There is little doubt (no pun intended) that Carter has the highest ceiling of the running backs on the Jets roster. The names Coleman, La'Mical Perine, and Ty Johnson don't exactly inspire a lot of excitement in the fantasy world, and Carter is the new "shiny toy" with a versatile skill set who has managers envisioning great things. Based on the track record of running backs of his size and the trend of fourth-round runners not putting up great numbers at the next level, I would temper expectations in 2021.

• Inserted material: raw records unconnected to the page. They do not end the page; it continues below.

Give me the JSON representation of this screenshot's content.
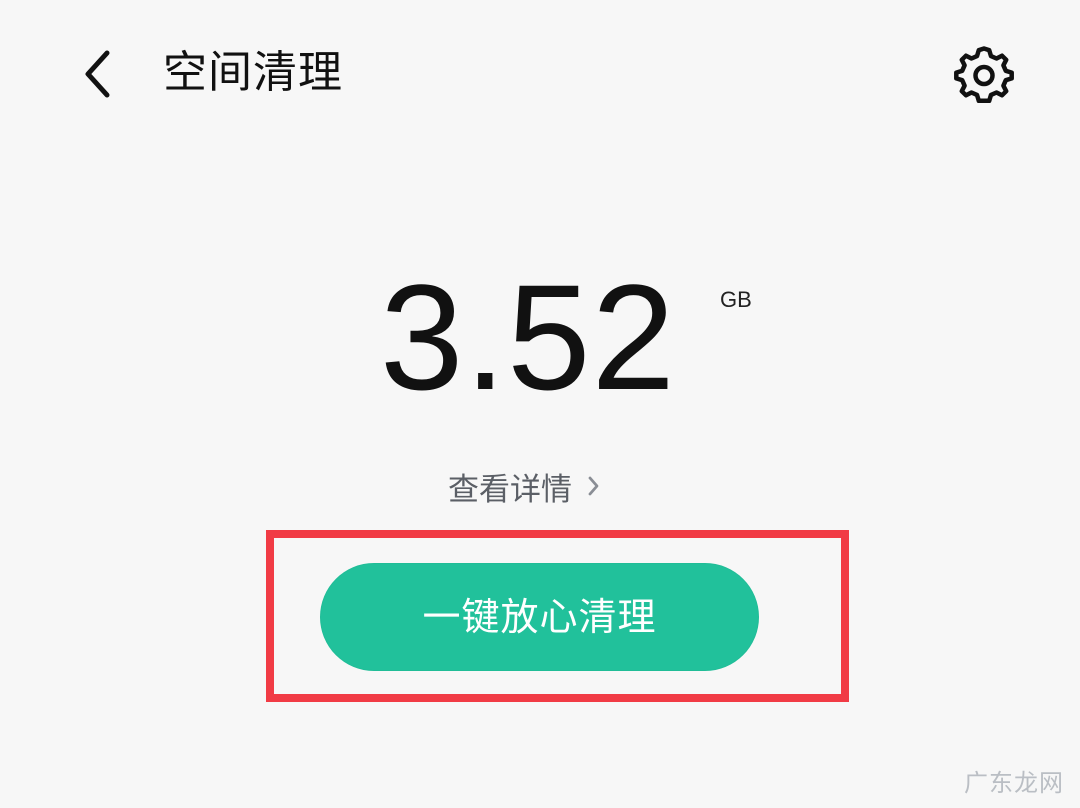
{
  "header": {
    "title": "空间清理",
    "back_icon": "chevron-left-icon",
    "settings_icon": "gear-icon"
  },
  "summary": {
    "value": "3.52",
    "unit": "GB",
    "details_label": "查看详情",
    "details_icon": "chevron-right-icon"
  },
  "actions": {
    "clean_label": "一键放心清理",
    "button_color": "#21C19B",
    "highlight_color": "#F13B45"
  },
  "watermark": {
    "text": "广东龙网"
  }
}
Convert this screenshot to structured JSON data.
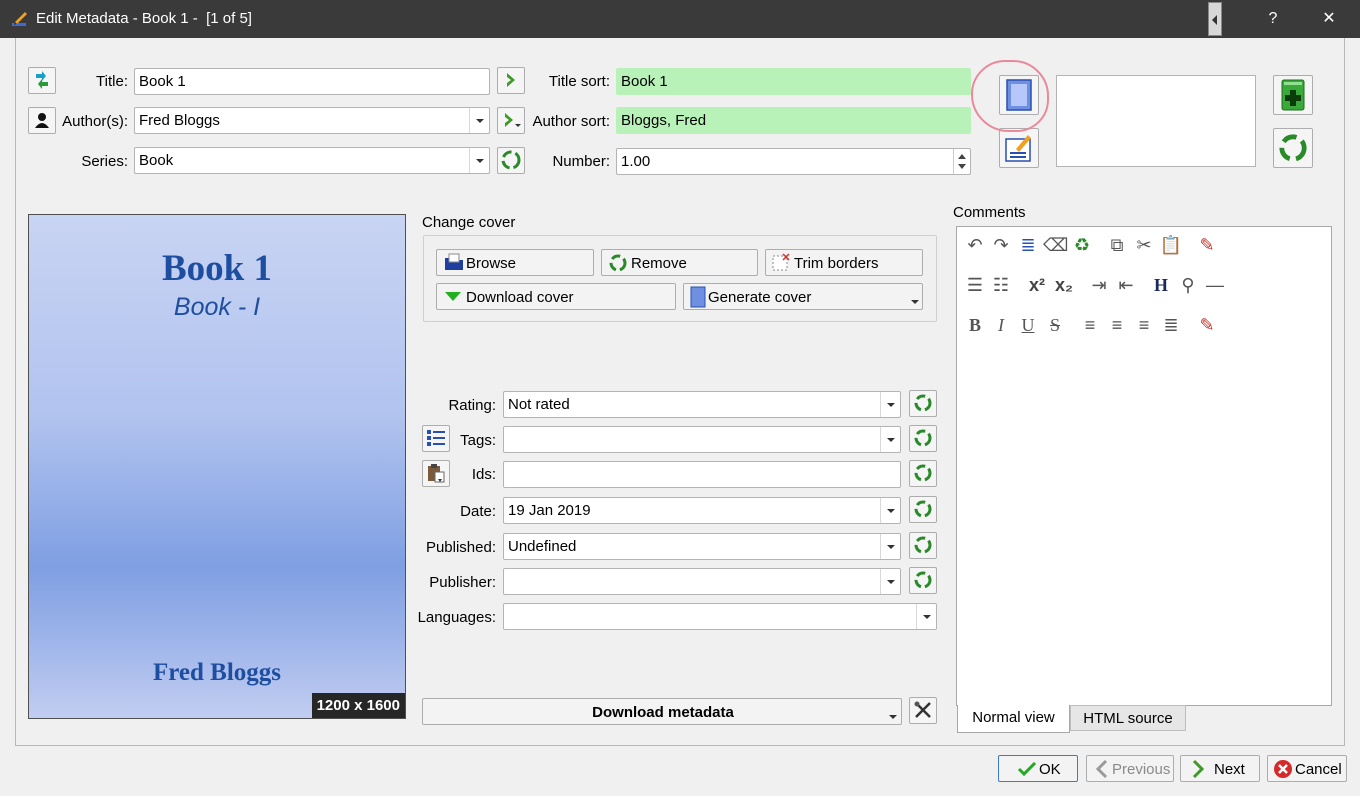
{
  "window": {
    "title": "Edit Metadata - Book 1 -  [1 of 5]",
    "help_glyph": "?",
    "close_glyph": "✕"
  },
  "fields": {
    "title_label": "Title:",
    "title_value": "Book 1",
    "title_sort_label": "Title sort:",
    "title_sort_value": "Book 1",
    "authors_label": "Author(s):",
    "authors_value": "Fred Bloggs",
    "author_sort_label": "Author sort:",
    "author_sort_value": "Bloggs, Fred",
    "series_label": "Series:",
    "series_value": "Book",
    "number_label": "Number:",
    "number_value": "1.00"
  },
  "cover": {
    "title": "Book 1",
    "series": "Book - I",
    "author": "Fred Bloggs",
    "size": "1200 x 1600"
  },
  "change_cover": {
    "heading": "Change cover",
    "browse": "Browse",
    "remove": "Remove",
    "trim": "Trim borders",
    "download": "Download cover",
    "generate": "Generate cover"
  },
  "meta": {
    "rating_label": "Rating:",
    "rating_value": "Not rated",
    "tags_label": "Tags:",
    "tags_value": "",
    "ids_label": "Ids:",
    "ids_value": "",
    "date_label": "Date:",
    "date_value": "19 Jan 2019",
    "published_label": "Published:",
    "published_value": "Undefined",
    "publisher_label": "Publisher:",
    "publisher_value": "",
    "languages_label": "Languages:",
    "languages_value": "",
    "download_metadata": "Download metadata"
  },
  "comments": {
    "label": "Comments",
    "tab_normal": "Normal view",
    "tab_html": "HTML source"
  },
  "footer": {
    "ok": "OK",
    "previous": "Previous",
    "next": "Next",
    "cancel": "Cancel"
  },
  "colors": {
    "titlebar": "#3a3a3a",
    "sort_field_bg": "#b8f2b8",
    "cover_text": "#1e4ea0",
    "recycle_green": "#2a8a2a",
    "annotation_circle": "#e98a9c"
  }
}
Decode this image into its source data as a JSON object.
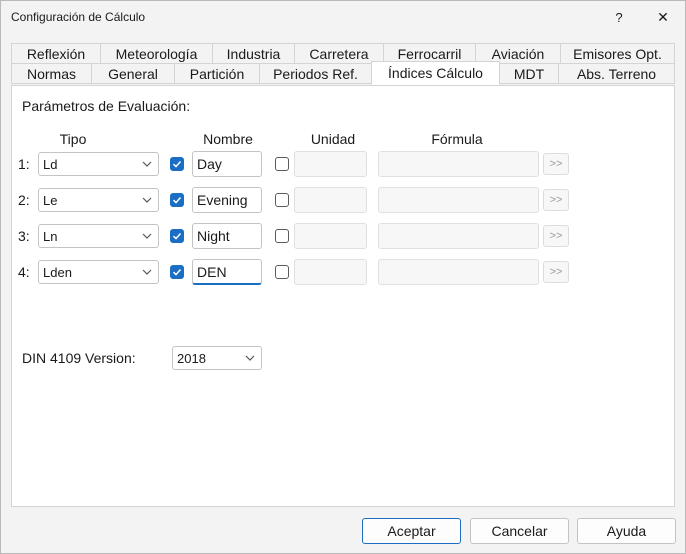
{
  "window": {
    "title": "Configuración de Cálculo",
    "help_glyph": "?",
    "close_glyph": "✕"
  },
  "tabs_row1": [
    "Reflexión",
    "Meteorología",
    "Industria",
    "Carretera",
    "Ferrocarril",
    "Aviación",
    "Emisores Opt."
  ],
  "tabs_row2": [
    "Normas",
    "General",
    "Partición",
    "Periodos Ref.",
    "Índices Cálculo",
    "MDT",
    "Abs. Terreno"
  ],
  "active_tab": "Índices Cálculo",
  "panel": {
    "section_label": "Parámetros de Evaluación:",
    "headers": {
      "tipo": "Tipo",
      "nombre": "Nombre",
      "unidad": "Unidad",
      "formula": "Fórmula"
    },
    "rows": [
      {
        "index": "1:",
        "tipo": "Ld",
        "nombre_checked": true,
        "nombre": "Day",
        "unidad_checked": false,
        "unidad": "",
        "formula": "",
        "button": ">>"
      },
      {
        "index": "2:",
        "tipo": "Le",
        "nombre_checked": true,
        "nombre": "Evening",
        "unidad_checked": false,
        "unidad": "",
        "formula": "",
        "button": ">>"
      },
      {
        "index": "3:",
        "tipo": "Ln",
        "nombre_checked": true,
        "nombre": "Night",
        "unidad_checked": false,
        "unidad": "",
        "formula": "",
        "button": ">>"
      },
      {
        "index": "4:",
        "tipo": "Lden",
        "nombre_checked": true,
        "nombre": "DEN",
        "unidad_checked": false,
        "unidad": "",
        "formula": "",
        "button": ">>"
      }
    ],
    "din": {
      "label": "DIN 4109 Version:",
      "value": "2018"
    }
  },
  "footer": {
    "accept": "Aceptar",
    "cancel": "Cancelar",
    "help": "Ayuda"
  },
  "colors": {
    "accent": "#1a6fc4",
    "background": "#f3f3f3",
    "panel": "#ffffff"
  }
}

Based on the average draft position (ADP) information at the Fantasy Football World Championships, Carter is being selected 82nd overall as the RB32 on average. That is about as high as you should target him in your leagues, as a potential flex starter who might not even open the regular season atop the depth chart. Remember, Coleman has a strong knowledge of this offense and could easily open as the "lead" back.
Based on this research, I wouldn’t expect Carter to "break out" or make a rookie impact on the same level as Jonathan Taylor or James Robinson from a season ago. As a result, I wouldn't overdraft him when the reward is unlikely to be worth the price tag.
The Fantasy Case Against ...
- RUNNING BACKS
- WIDE RECEIVERS
- TIGHT ENDS
Michael Fabiano is an award-winning fantasy football analyst on Sports Illustrated and a member of the Fantasy Sports Writers Association (FSWA) Hall of Fame. Click here to read all his articles here on SI Fantasy. You can follow Michael on Twitter, Facebook, YouTube, and Instagram for your late-breaking fantasy news and the best analysis in the business!